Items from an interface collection
Segment Open

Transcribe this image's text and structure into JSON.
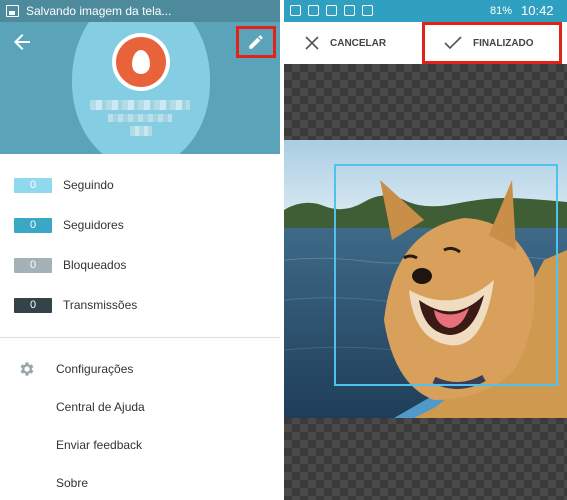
{
  "left_panel": {
    "status_bar": {
      "notification": "Salvando imagem da tela..."
    },
    "stats": [
      {
        "count": "0",
        "label": "Seguindo",
        "color": "#8fd8ee"
      },
      {
        "count": "0",
        "label": "Seguidores",
        "color": "#3aa7c6"
      },
      {
        "count": "0",
        "label": "Bloqueados",
        "color": "#a4b1b6"
      },
      {
        "count": "0",
        "label": "Transmissões",
        "color": "#34424a"
      }
    ],
    "menu": [
      {
        "label": "Configurações",
        "icon": "gear-icon"
      },
      {
        "label": "Central de Ajuda"
      },
      {
        "label": "Enviar feedback"
      },
      {
        "label": "Sobre"
      }
    ]
  },
  "right_panel": {
    "status_bar": {
      "battery": "81%",
      "time": "10:42"
    },
    "toolbar": {
      "cancel_label": "CANCELAR",
      "done_label": "FINALIZADO"
    }
  },
  "colors": {
    "header_bg": "#5ba3b8",
    "status_left": "#4d8a9c",
    "status_right": "#2fa0c0",
    "highlight": "#e2231a",
    "crop_border": "#4ec3ee"
  }
}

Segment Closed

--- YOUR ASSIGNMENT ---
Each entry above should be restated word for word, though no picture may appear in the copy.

--- OUTPUT FOR THIS EXERCISE ---
Transcribe this image's text and structure into JSON.
{
  "left_panel": {
    "status_bar": {
      "notification": "Salvando imagem da tela..."
    },
    "stats": [
      {
        "count": "0",
        "label": "Seguindo",
        "color": "#8fd8ee"
      },
      {
        "count": "0",
        "label": "Seguidores",
        "color": "#3aa7c6"
      },
      {
        "count": "0",
        "label": "Bloqueados",
        "color": "#a4b1b6"
      },
      {
        "count": "0",
        "label": "Transmissões",
        "color": "#34424a"
      }
    ],
    "menu": [
      {
        "label": "Configurações",
        "icon": "gear-icon"
      },
      {
        "label": "Central de Ajuda"
      },
      {
        "label": "Enviar feedback"
      },
      {
        "label": "Sobre"
      }
    ]
  },
  "right_panel": {
    "status_bar": {
      "battery": "81%",
      "time": "10:42"
    },
    "toolbar": {
      "cancel_label": "CANCELAR",
      "done_label": "FINALIZADO"
    }
  },
  "colors": {
    "header_bg": "#5ba3b8",
    "status_left": "#4d8a9c",
    "status_right": "#2fa0c0",
    "highlight": "#e2231a",
    "crop_border": "#4ec3ee"
  }
}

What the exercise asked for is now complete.